DIRECTIONS » Omit every picture and write out the rest of the records exactly.

--- RECORDS PROVIDED Enclosed Below ---

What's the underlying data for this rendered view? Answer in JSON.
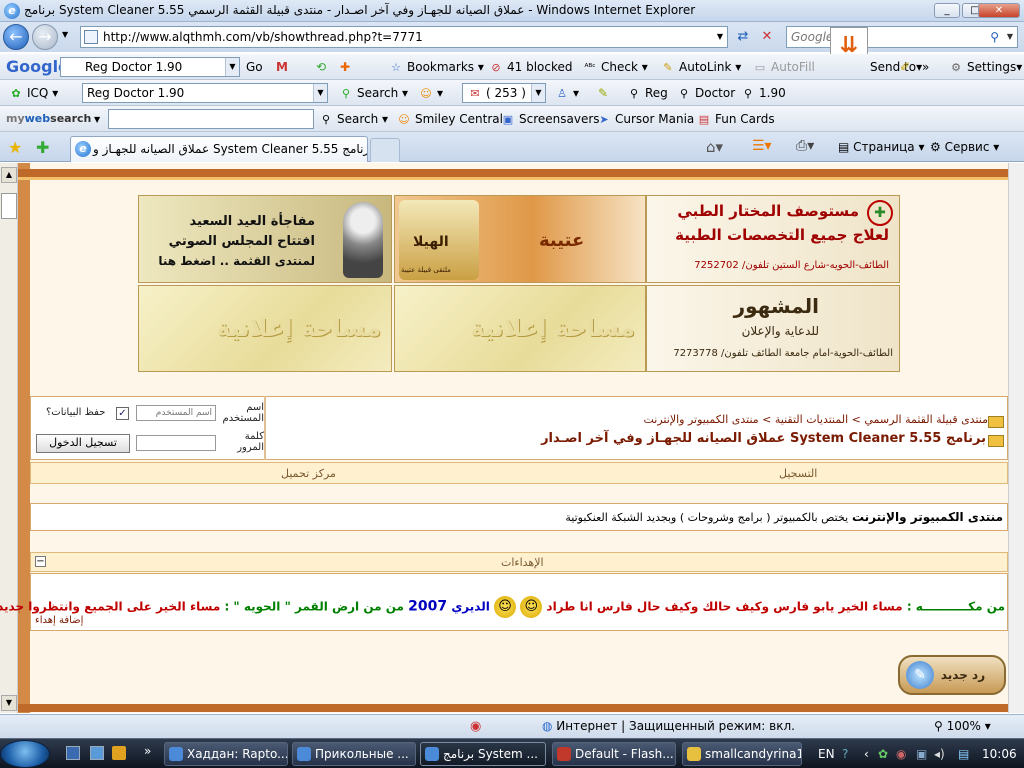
{
  "window": {
    "title": "برنامج System Cleaner 5.55 عملاق الصيانه للجهـاز وفي آخر اصـدار - منتدى قبيلة القثمة الرسمي - Windows Internet Explorer",
    "min": "_",
    "max": "□",
    "close": "✕"
  },
  "address": {
    "url": "http://www.alqthmh.com/vb/showthread.php?t=7771",
    "search_placeholder": "Google"
  },
  "google_toolbar": {
    "logo": "Google",
    "query": "Reg Doctor 1.90",
    "go": "Go",
    "bookmarks": "Bookmarks",
    "blocked": "41 blocked",
    "check": "Check",
    "autolink": "AutoLink",
    "autofill": "AutoFill",
    "sendto": "Send to",
    "more": "»",
    "settings": "Settings"
  },
  "icq_toolbar": {
    "icq": "ICQ",
    "query": "Reg Doctor 1.90",
    "search": "Search",
    "count": "( 253 )",
    "reg": "Reg",
    "doctor": "Doctor",
    "version": "1.90"
  },
  "mywebsearch": {
    "logo_my": "my",
    "logo_web": "web",
    "logo_search": "search",
    "search": "Search",
    "smiley": "Smiley Central",
    "screensavers": "Screensavers",
    "cursor": "Cursor Mania",
    "funcards": "Fun Cards"
  },
  "tabs": {
    "active": "عملاق الصيانه للجهـاز و System Cleaner 5.55 برنامج...",
    "page_menu": "Страница",
    "tools_menu": "Сервис"
  },
  "ads": {
    "ad1_line1": "مستوصف المختار الطبي",
    "ad1_line2": "لعلاج جميع التخصصات الطبية",
    "ad1_line3": "الطائف-الحويه-شارع الستين تلفون/ 7252702",
    "ad2_text": "عتيبة",
    "ad2_logo": "الهيلا",
    "ad2_sub": "ملتقى قبيلة عتيبة",
    "ad3_line1": "مفاجأة العيد السعيد",
    "ad3_line2": "افتتاح المجلس الصوتي",
    "ad3_line3": "لمنتدى القثمة .. اضغط هنا",
    "ad4_line1": "المشهور",
    "ad4_line2": "للدعاية والإعلان",
    "ad4_line3": "الطائف-الحوية-امام جامعة الطائف تلفون/ 7273778",
    "ad5_text": "مساحة إعلانية",
    "ad6_text": "مساحة إعلانية"
  },
  "breadcrumb": {
    "root": "منتدى قبيلة القثمة الرسمي",
    "sep": ">",
    "section": "المنتديات التقنية",
    "forum": "منتدى الكمبيوتر والإنترنت",
    "thread": "برنامج System Cleaner 5.55 عملاق الصيانه للجهـاز وفي آخر اصـدار"
  },
  "login": {
    "username_label": "اسم المستخدم",
    "username_placeholder": "اسم المستخدم",
    "remember": "حفظ البيانات؟",
    "password_label": "كلمة المرور",
    "submit": "تسجيل الدخول"
  },
  "navbar": {
    "register": "التسجيل",
    "upload": "مركز تحميل"
  },
  "forum_desc": {
    "title": "منتدى الكمبيوتر والإنترنت",
    "desc": "يختص بالكمبيوتر ( برامج وشروحات ) وبجديد الشبكة العنكبوتية"
  },
  "dedications": {
    "header": "الإهداءات",
    "collapse": "−",
    "text_a": "من مكـــــــــــه :",
    "text_b": "مساء الخير يابو فارس وكيف حالك وكيف حال فارس انا طراد",
    "text_c": "الديري",
    "text_d": "2007",
    "text_e": "من من ارض القمر",
    "text_f": "\" الحويه \" :",
    "text_g": "مساء الخير على الجميع وانتظروا جديد:",
    "add": "إضافة إهداء"
  },
  "reply_button": "رد جديد",
  "statusbar": {
    "zone": "Интернет | Защищенный режим: вкл.",
    "zoom": "100%"
  },
  "taskbar": {
    "tasks": [
      "Хаддан: Rapto...",
      "Прикольные ...",
      "برنامج System ...",
      "Default - Flash...",
      "smallcandyrina1"
    ],
    "lang": "EN",
    "clock": "10:06"
  },
  "colors": {
    "accent_brown": "#c06a2a",
    "link_maroon": "#7a1a00",
    "dedication_red": "#c00000",
    "dedication_blue": "#0000c0",
    "dedication_green": "#008000"
  }
}
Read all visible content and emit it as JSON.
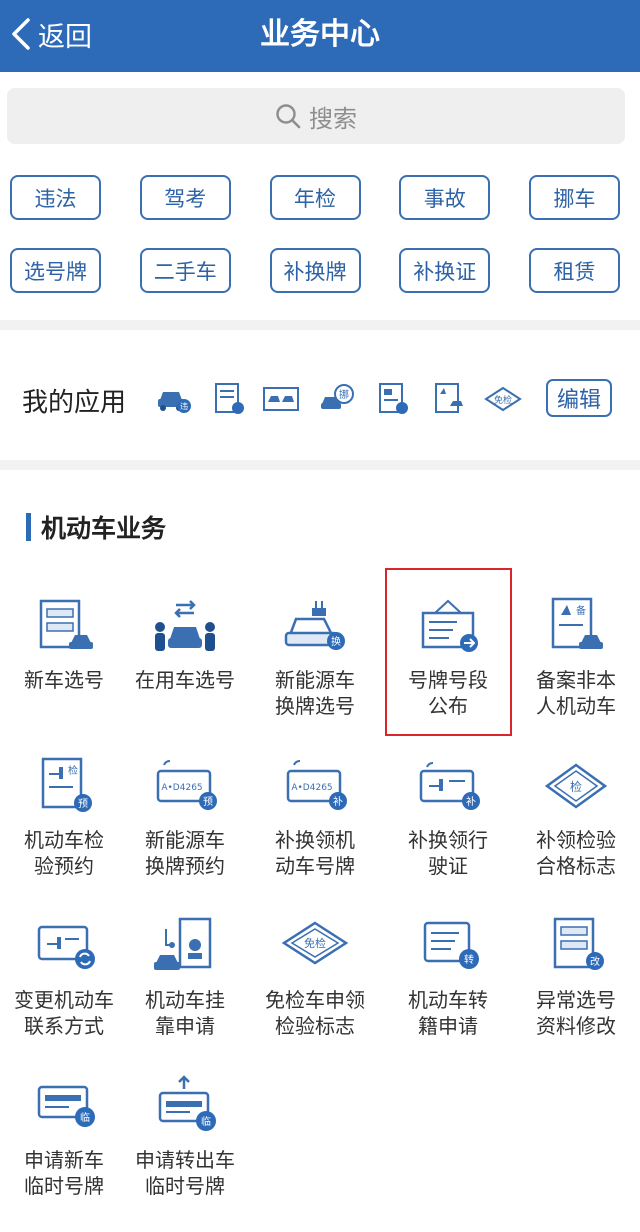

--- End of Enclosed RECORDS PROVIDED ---

RESULT BELOW »
What's the underlying data for this rendered view? Answer in JSON.
{
  "window": {
    "title": "برنامج System Cleaner 5.55 عملاق الصيانه للجهـاز وفي آخر اصـدار - منتدى قبيلة القثمة الرسمي - Windows Internet Explorer",
    "min": "_",
    "max": "□",
    "close": "✕"
  },
  "address": {
    "url": "http://www.alqthmh.com/vb/showthread.php?t=7771",
    "search_placeholder": "Google"
  },
  "google_toolbar": {
    "logo": "Google",
    "query": "Reg Doctor 1.90",
    "go": "Go",
    "bookmarks": "Bookmarks",
    "blocked": "41 blocked",
    "check": "Check",
    "autolink": "AutoLink",
    "autofill": "AutoFill",
    "sendto": "Send to",
    "more": "»",
    "settings": "Settings"
  },
  "icq_toolbar": {
    "icq": "ICQ",
    "query": "Reg Doctor 1.90",
    "search": "Search",
    "count": "( 253 )",
    "reg": "Reg",
    "doctor": "Doctor",
    "version": "1.90"
  },
  "mywebsearch": {
    "logo_my": "my",
    "logo_web": "web",
    "logo_search": "search",
    "search": "Search",
    "smiley": "Smiley Central",
    "screensavers": "Screensavers",
    "cursor": "Cursor Mania",
    "funcards": "Fun Cards"
  },
  "tabs": {
    "active": "عملاق الصيانه للجهـاز و System Cleaner 5.55 برنامج...",
    "page_menu": "Страница",
    "tools_menu": "Сервис"
  },
  "ads": {
    "ad1_line1": "مستوصف المختار الطبي",
    "ad1_line2": "لعلاج جميع التخصصات الطبية",
    "ad1_line3": "الطائف-الحويه-شارع الستين تلفون/ 7252702",
    "ad2_text": "عتيبة",
    "ad2_logo": "الهيلا",
    "ad2_sub": "ملتقى قبيلة عتيبة",
    "ad3_line1": "مفاجأة العيد السعيد",
    "ad3_line2": "افتتاح المجلس الصوتي",
    "ad3_line3": "لمنتدى القثمة .. اضغط هنا",
    "ad4_line1": "المشهور",
    "ad4_line2": "للدعاية والإعلان",
    "ad4_line3": "الطائف-الحوية-امام جامعة الطائف تلفون/ 7273778",
    "ad5_text": "مساحة إعلانية",
    "ad6_text": "مساحة إعلانية"
  },
  "breadcrumb": {
    "root": "منتدى قبيلة القثمة الرسمي",
    "sep": ">",
    "section": "المنتديات التقنية",
    "forum": "منتدى الكمبيوتر والإنترنت",
    "thread": "برنامج System Cleaner 5.55 عملاق الصيانه للجهـاز وفي آخر اصـدار"
  },
  "login": {
    "username_label": "اسم المستخدم",
    "username_placeholder": "اسم المستخدم",
    "remember": "حفظ البيانات؟",
    "password_label": "كلمة المرور",
    "submit": "تسجيل الدخول"
  },
  "navbar": {
    "register": "التسجيل",
    "upload": "مركز تحميل"
  },
  "forum_desc": {
    "title": "منتدى الكمبيوتر والإنترنت",
    "desc": "يختص بالكمبيوتر ( برامج وشروحات ) وبجديد الشبكة العنكبوتية"
  },
  "dedications": {
    "header": "الإهداءات",
    "collapse": "−",
    "text_a": "من مكـــــــــــه :",
    "text_b": "مساء الخير يابو فارس وكيف حالك وكيف حال فارس انا طراد",
    "text_c": "الديري",
    "text_d": "2007",
    "text_e": "من من ارض القمر",
    "text_f": "\" الحويه \" :",
    "text_g": "مساء الخير على الجميع وانتظروا جديد:",
    "add": "إضافة إهداء"
  },
  "reply_button": "رد جديد",
  "statusbar": {
    "zone": "Интернет | Защищенный режим: вкл.",
    "zoom": "100%"
  },
  "taskbar": {
    "tasks": [
      "Хаддан: Rapto...",
      "Прикольные ...",
      "برنامج System ...",
      "Default - Flash...",
      "smallcandyrina1"
    ],
    "lang": "EN",
    "clock": "10:06"
  },
  "colors": {
    "accent_brown": "#c06a2a",
    "link_maroon": "#7a1a00",
    "dedication_red": "#c00000",
    "dedication_blue": "#0000c0",
    "dedication_green": "#008000"
  }
}
Read all visible content and emit it as JSON.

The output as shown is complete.